- _EXERCISE OBJECTIVE_
Your answer must be an exact copy of the listing, with the images left out.
Start of GIVEN ENTRIES
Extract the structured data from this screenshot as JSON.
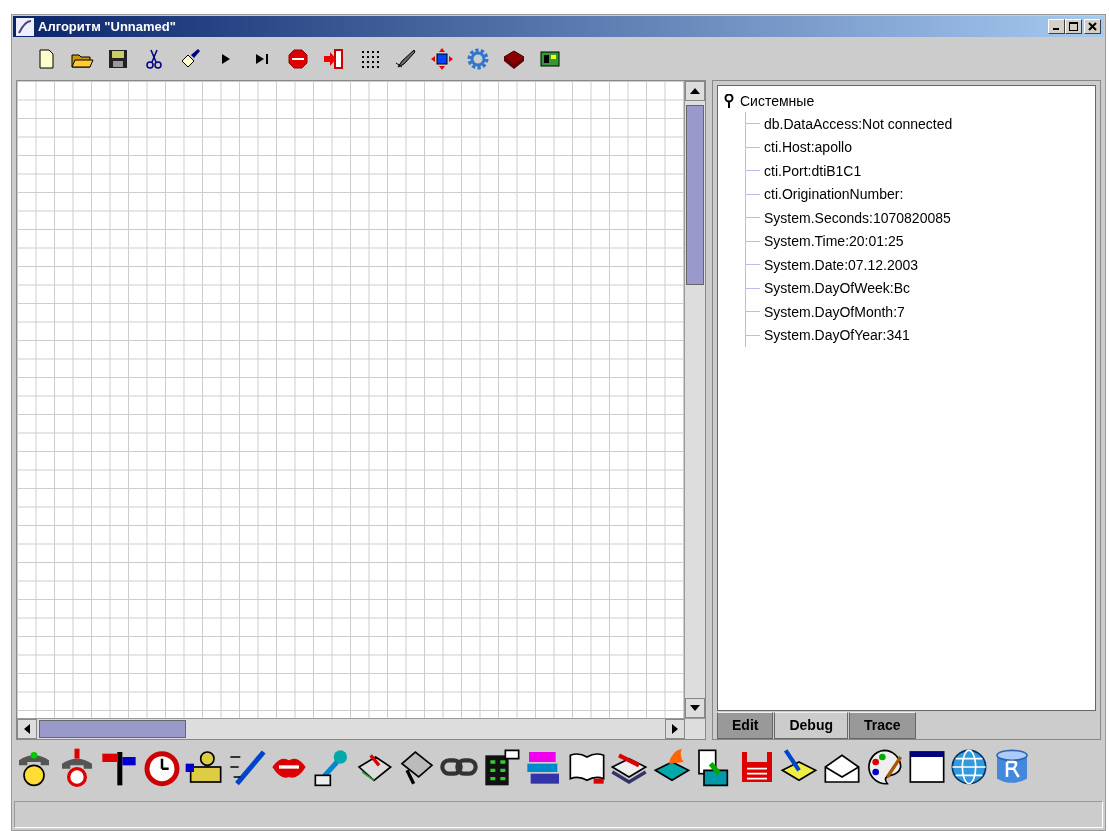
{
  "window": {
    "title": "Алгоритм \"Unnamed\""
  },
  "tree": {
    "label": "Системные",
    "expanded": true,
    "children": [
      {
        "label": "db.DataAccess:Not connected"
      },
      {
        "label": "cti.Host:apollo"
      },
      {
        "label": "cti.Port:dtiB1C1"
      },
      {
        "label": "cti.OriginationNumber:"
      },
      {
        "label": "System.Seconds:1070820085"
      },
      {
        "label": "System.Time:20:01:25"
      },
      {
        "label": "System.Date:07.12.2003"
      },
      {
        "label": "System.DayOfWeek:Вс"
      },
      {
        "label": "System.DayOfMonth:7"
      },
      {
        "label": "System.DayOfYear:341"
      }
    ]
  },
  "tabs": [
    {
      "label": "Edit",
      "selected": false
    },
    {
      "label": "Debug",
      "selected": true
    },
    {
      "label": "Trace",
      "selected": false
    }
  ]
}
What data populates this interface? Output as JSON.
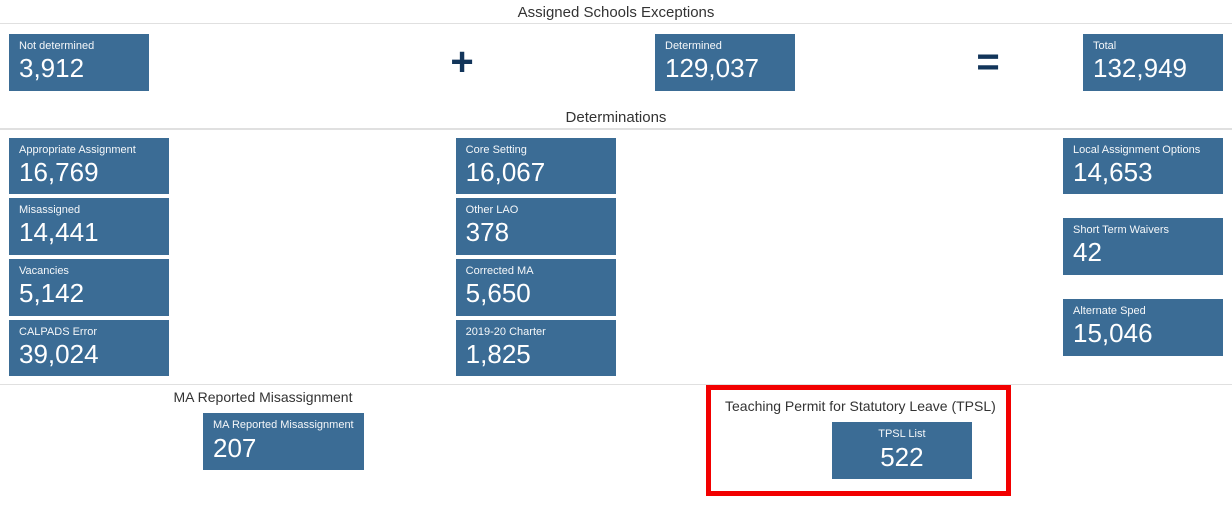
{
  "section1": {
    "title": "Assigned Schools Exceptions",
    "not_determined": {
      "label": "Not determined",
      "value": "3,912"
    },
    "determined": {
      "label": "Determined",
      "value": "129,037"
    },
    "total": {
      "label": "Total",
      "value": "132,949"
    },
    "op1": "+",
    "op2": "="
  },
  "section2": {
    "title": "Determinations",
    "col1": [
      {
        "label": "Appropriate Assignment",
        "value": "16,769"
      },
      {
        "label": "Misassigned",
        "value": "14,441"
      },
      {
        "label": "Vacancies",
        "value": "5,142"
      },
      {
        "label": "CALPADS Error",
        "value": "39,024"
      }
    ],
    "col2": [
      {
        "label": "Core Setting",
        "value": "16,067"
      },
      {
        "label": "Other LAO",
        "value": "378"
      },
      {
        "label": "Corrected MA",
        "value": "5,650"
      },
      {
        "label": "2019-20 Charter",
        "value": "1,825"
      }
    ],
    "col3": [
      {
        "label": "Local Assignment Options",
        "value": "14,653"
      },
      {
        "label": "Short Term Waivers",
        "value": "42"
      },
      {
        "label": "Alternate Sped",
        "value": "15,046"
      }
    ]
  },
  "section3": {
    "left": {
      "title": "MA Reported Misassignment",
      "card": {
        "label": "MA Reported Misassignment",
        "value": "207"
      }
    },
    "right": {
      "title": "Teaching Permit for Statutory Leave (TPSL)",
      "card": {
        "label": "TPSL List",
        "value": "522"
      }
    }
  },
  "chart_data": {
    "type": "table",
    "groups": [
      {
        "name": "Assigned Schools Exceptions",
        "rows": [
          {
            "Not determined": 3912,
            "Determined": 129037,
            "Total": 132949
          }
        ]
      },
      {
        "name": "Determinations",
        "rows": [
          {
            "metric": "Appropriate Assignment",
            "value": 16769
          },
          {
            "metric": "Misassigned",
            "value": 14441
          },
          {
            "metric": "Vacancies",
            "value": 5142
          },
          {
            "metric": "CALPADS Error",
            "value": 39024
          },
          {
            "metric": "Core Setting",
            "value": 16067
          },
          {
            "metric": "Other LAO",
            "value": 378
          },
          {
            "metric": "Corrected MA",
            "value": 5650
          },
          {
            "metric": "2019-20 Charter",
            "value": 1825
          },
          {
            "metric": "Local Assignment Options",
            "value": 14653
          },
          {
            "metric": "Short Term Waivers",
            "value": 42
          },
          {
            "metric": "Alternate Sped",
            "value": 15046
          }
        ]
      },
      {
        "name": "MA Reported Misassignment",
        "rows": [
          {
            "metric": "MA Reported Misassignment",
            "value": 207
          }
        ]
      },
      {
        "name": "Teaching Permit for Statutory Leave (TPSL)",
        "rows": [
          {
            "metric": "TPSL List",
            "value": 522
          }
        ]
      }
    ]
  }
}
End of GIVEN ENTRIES
- _TASK RESPONSE_
Extract the structured data from this screenshot as JSON.
{
  "window": {
    "title": "Алгоритм \"Unnamed\""
  },
  "tree": {
    "label": "Системные",
    "expanded": true,
    "children": [
      {
        "label": "db.DataAccess:Not connected"
      },
      {
        "label": "cti.Host:apollo"
      },
      {
        "label": "cti.Port:dtiB1C1"
      },
      {
        "label": "cti.OriginationNumber:"
      },
      {
        "label": "System.Seconds:1070820085"
      },
      {
        "label": "System.Time:20:01:25"
      },
      {
        "label": "System.Date:07.12.2003"
      },
      {
        "label": "System.DayOfWeek:Вс"
      },
      {
        "label": "System.DayOfMonth:7"
      },
      {
        "label": "System.DayOfYear:341"
      }
    ]
  },
  "tabs": [
    {
      "label": "Edit",
      "selected": false
    },
    {
      "label": "Debug",
      "selected": true
    },
    {
      "label": "Trace",
      "selected": false
    }
  ]
}
What data populates this interface? Output as JSON.
{
  "section1": {
    "title": "Assigned Schools Exceptions",
    "not_determined": {
      "label": "Not determined",
      "value": "3,912"
    },
    "determined": {
      "label": "Determined",
      "value": "129,037"
    },
    "total": {
      "label": "Total",
      "value": "132,949"
    },
    "op1": "+",
    "op2": "="
  },
  "section2": {
    "title": "Determinations",
    "col1": [
      {
        "label": "Appropriate Assignment",
        "value": "16,769"
      },
      {
        "label": "Misassigned",
        "value": "14,441"
      },
      {
        "label": "Vacancies",
        "value": "5,142"
      },
      {
        "label": "CALPADS Error",
        "value": "39,024"
      }
    ],
    "col2": [
      {
        "label": "Core Setting",
        "value": "16,067"
      },
      {
        "label": "Other LAO",
        "value": "378"
      },
      {
        "label": "Corrected MA",
        "value": "5,650"
      },
      {
        "label": "2019-20 Charter",
        "value": "1,825"
      }
    ],
    "col3": [
      {
        "label": "Local Assignment Options",
        "value": "14,653"
      },
      {
        "label": "Short Term Waivers",
        "value": "42"
      },
      {
        "label": "Alternate Sped",
        "value": "15,046"
      }
    ]
  },
  "section3": {
    "left": {
      "title": "MA Reported Misassignment",
      "card": {
        "label": "MA Reported Misassignment",
        "value": "207"
      }
    },
    "right": {
      "title": "Teaching Permit for Statutory Leave (TPSL)",
      "card": {
        "label": "TPSL List",
        "value": "522"
      }
    }
  },
  "chart_data": {
    "type": "table",
    "groups": [
      {
        "name": "Assigned Schools Exceptions",
        "rows": [
          {
            "Not determined": 3912,
            "Determined": 129037,
            "Total": 132949
          }
        ]
      },
      {
        "name": "Determinations",
        "rows": [
          {
            "metric": "Appropriate Assignment",
            "value": 16769
          },
          {
            "metric": "Misassigned",
            "value": 14441
          },
          {
            "metric": "Vacancies",
            "value": 5142
          },
          {
            "metric": "CALPADS Error",
            "value": 39024
          },
          {
            "metric": "Core Setting",
            "value": 16067
          },
          {
            "metric": "Other LAO",
            "value": 378
          },
          {
            "metric": "Corrected MA",
            "value": 5650
          },
          {
            "metric": "2019-20 Charter",
            "value": 1825
          },
          {
            "metric": "Local Assignment Options",
            "value": 14653
          },
          {
            "metric": "Short Term Waivers",
            "value": 42
          },
          {
            "metric": "Alternate Sped",
            "value": 15046
          }
        ]
      },
      {
        "name": "MA Reported Misassignment",
        "rows": [
          {
            "metric": "MA Reported Misassignment",
            "value": 207
          }
        ]
      },
      {
        "name": "Teaching Permit for Statutory Leave (TPSL)",
        "rows": [
          {
            "metric": "TPSL List",
            "value": 522
          }
        ]
      }
    ]
  }
}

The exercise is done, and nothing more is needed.